the sharper the cutter, the better the biscuits will rise notice that the one in the bottom right didn't rise as much because it was hand formed from the scraps rather than cut

Recipe: Buttermilk Biscuits (adapted from The Joy of Cooking)

  • 2 cups all-purpose flour (or 2 1/4 cups cake flour)
  • 2 1/2 t. baking powder
  • 1/2 t. baking soda
  • 1 t. salt
  • 6 T. butter (or lard or shortening)
  • 3/4 cup buttermilk (or milk soured with 2 t. lemon juice)*

*If you want to substitute a non-sour milk, leave out the baking soda and increase the baking powder to 3 t. Baking soda is alkaline so you need an acid to counter it. The baking powder-only version may be a tiny bit less fluffy because baking soda has more rising power than baking powder, but it shouldn’t be noticeably so.

Method

1. Preheat the oven to 450F.

2. Whisk the flour, baking powder, baking soda and salt together.

3. Cut the butter or other solid fat into the dry ingredients with a pastry cutter, two crisscrossing knives, or a few pulses in a food processor, just until the largest pieces of fat are the size of peas.

pure butter, no lard this time. lard/shortening will make a flakier biscuit because it doesn't have the water content of butter/margarine butter like peas

4. Add the buttermilk and stir just until most of the flour is moistened and it begins to come together and form a dough.

5. Press the floury scraps together with your hands a few times—like a cursory kneading, just to make it coherent, you don’t want a lot of gluten to form—and then scrape it onto a lightly-floured surface. Press into a disc between 3/4” and 1” thick, and cut into squares or triangles with a knife or into rounds with a cookie-cutter or the mouth of an empty jar or drinking glass about 2” in diameter.

6. Place the biscuits on an ungreased pan. If you want the tops to brown more, brush with milk or beaten egg.

ready to bake just out of the oven, and out of focus

7. Bake for 10-12 minutes or until browning on the top and bottom.

Recipe: Vegetarian Milk Gravy (adapted from my mom)

  • 2 T. butter
  • 6-8 saltine crackers
  • 1 (heaping) T. fried shallot, crumbled slightly or 2 t. onion powder
  • 1/2 t. black pepper, ground
  • 2-3 T. nutritional yeast (optional, but delicious)
  • 1/2 t. paprika—sweet, hot, or smoked, or chili powder or cayenne (optional)
  • a pinch or two of ground sage, dried rosemary, thyme, and/or parsley (optional)
  • 2 cups + 2 T. milk
  • 1/2 cube or 1 t. vegetable bouillon (optional)
  • 2-3 T. cornstarch
  • salt to taste

Method:

1. Melt the butter in a large skillet. 

2. Crumble the saltines (or other crackers) into the pan and stir to coat in the fat.cracker crumbsbrowning with the spices

3. Add the shallot or onion powder, pepper, and any other spices you’re using. Stir until golden and fragrant.

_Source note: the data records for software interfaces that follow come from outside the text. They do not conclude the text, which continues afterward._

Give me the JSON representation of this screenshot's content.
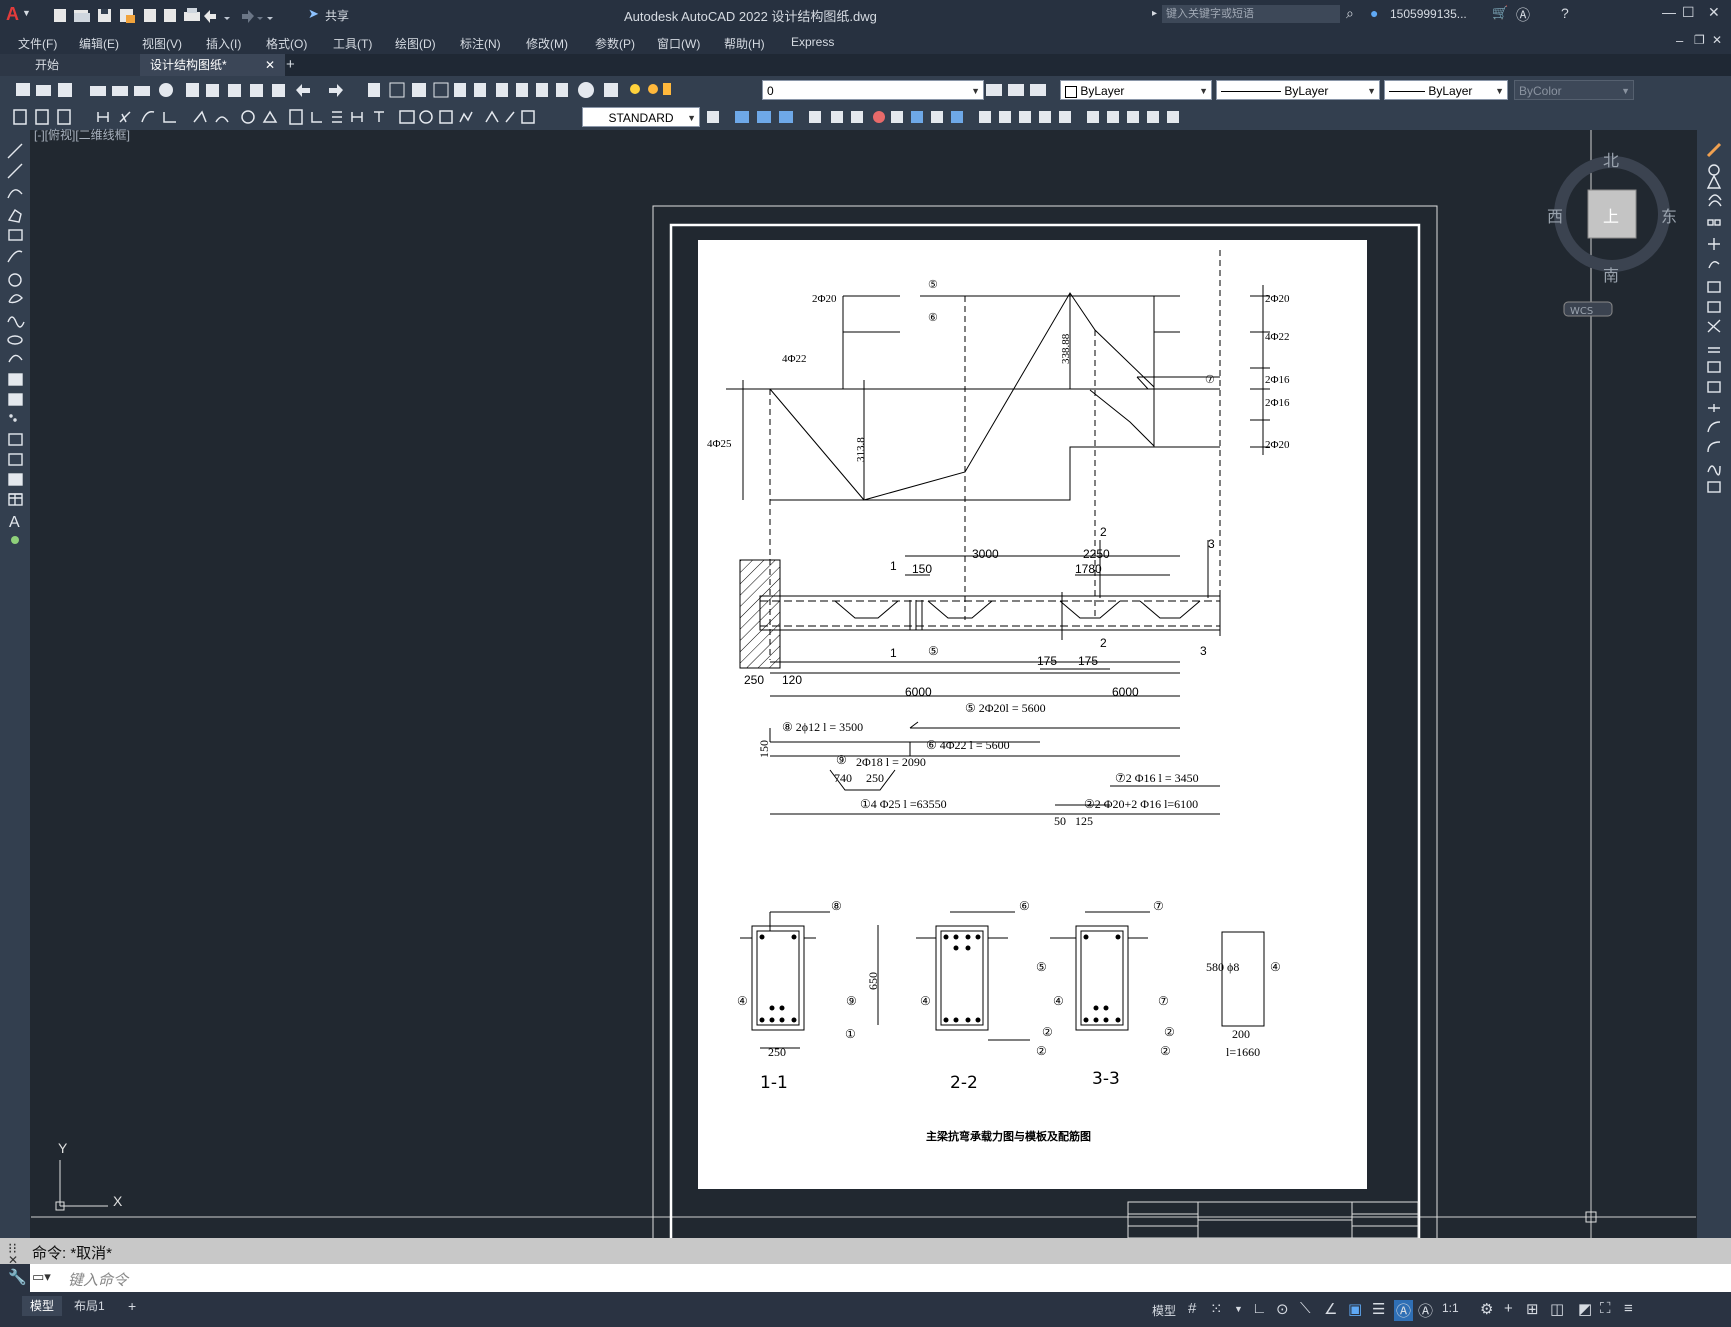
{
  "window": {
    "title": "Autodesk AutoCAD 2022    设计结构图纸.dwg",
    "share_label": "共享",
    "search_placeholder": "键入关键字或短语",
    "user": "1505999135...",
    "min": "—",
    "max": "☐",
    "close": "✕"
  },
  "menu": [
    "文件(F)",
    "编辑(E)",
    "视图(V)",
    "插入(I)",
    "格式(O)",
    "工具(T)",
    "绘图(D)",
    "标注(N)",
    "修改(M)",
    "参数(P)",
    "窗口(W)",
    "帮助(H)",
    "Express"
  ],
  "tabs": {
    "start": "开始",
    "doc": "设计结构图纸*",
    "close": "✕",
    "add": "+"
  },
  "toolbar": {
    "layer_value": "0",
    "color": "ByLayer",
    "linetype": "ByLayer",
    "lineweight": "ByLayer",
    "plotstyle": "ByColor",
    "textstyle": "STANDARD"
  },
  "viewport": {
    "label": "[-][俯视][二维线框]",
    "viewcube": {
      "north": "北",
      "south": "南",
      "east": "东",
      "west": "西",
      "top": "上",
      "wcs": "WCS"
    },
    "ucs": {
      "x": "X",
      "y": "Y"
    }
  },
  "drawing": {
    "title": "主梁抗弯承载力图与模板及配筋图",
    "moment_labels": {
      "l_2phi20": "2Φ20",
      "l_4phi22": "4Φ22",
      "l_4phi25": "4Φ25",
      "r_2phi20_top": "2Φ20",
      "r_4phi22": "4Φ22",
      "r_2phi16_a": "2Φ16",
      "r_2phi16_b": "2Φ16",
      "r_2phi20_bot": "2Φ20",
      "c5": "⑤",
      "c6": "⑥",
      "c7": "⑦",
      "dim_338": "338.88",
      "dim_313": "313.8"
    },
    "beam_labels": {
      "sec2": "2",
      "sec3": "3",
      "d2250": "2250",
      "d3000": "3000",
      "d1780": "1780",
      "d150": "150",
      "one_top": "1",
      "one_bot": "1",
      "c5b": "⑤",
      "two_bot": "2",
      "three_bot": "3",
      "d175a": "175",
      "d175b": "175",
      "d250": "250",
      "d120": "120",
      "d6000a": "6000",
      "d6000b": "6000"
    },
    "bars": {
      "b5": "⑤ 2Φ20l = 5600",
      "b8a": "⑧ 2ϕ12 l = 3500",
      "d150v": "150",
      "b6": "⑥ 4Φ22 l = 5600",
      "b9num": "⑨",
      "b9": "2Φ18 l = 2090",
      "d740": "740",
      "d250b": "250",
      "b7": "⑦2 Φ16   l = 3450",
      "b1": "①4 Φ25 l =63550",
      "b2": "②2 Φ20+2 Φ16 l=6100",
      "d50": "50",
      "d125": "125"
    },
    "sections": {
      "s1": "1-1",
      "s2": "2-2",
      "s3": "3-3",
      "d650": "650",
      "d250s": "250",
      "c8": "⑧",
      "c6s": "⑥",
      "c7s": "⑦",
      "c7b": "⑦",
      "c4a": "④",
      "c4b": "④",
      "c4c": "④",
      "c4d": "④",
      "c9": "⑨",
      "c1": "①",
      "c5s": "⑤",
      "c2a": "②",
      "c2b": "②",
      "c2c": "②",
      "c2d": "②",
      "stirrup": "580  ϕ8",
      "s200": "200",
      "sl": "l=1660"
    }
  },
  "command": {
    "history": "命令: *取消*",
    "placeholder": "键入命令"
  },
  "status": {
    "model_tab": "模型",
    "layout_tab": "布局1",
    "add": "+",
    "model_btn": "模型",
    "scale": "1:1"
  }
}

4. Add the milk (except for the 2 T.) and the bouillon if using and stir well, scraping up the cracker crumbs and spices into the liquid. Simmer for a few minutes, stirring constantly to prevent it from burning to the bottom of the pan.

I found the hippiest jar possible to store my nootch in. You can get this at any "natural foods" store, often in the bulk section. It's also great as a popcorn topping. Do not substitute brewer's yeast, which is also nutrient-rich, but is horribly bitter-tasting.  just after adding the milk, alraedy close to a simmer--bubbling at the edges

5. Make a slurry of the cornstarch and the remaining 2 T. milk. Make sure the mixture is smooth and then add to the gravy, stirring constantly. It will immediately begin to thicken. Cook for another 1-2 minutes and then remove from heat.

 cornstarch, amount eyeballeddissolved in milk--if you don't do this, it will form lumps when you add it to the gravy thickened

6. Salt and taste for seasoning.

spoon the gravy over hot, split biscuits and serve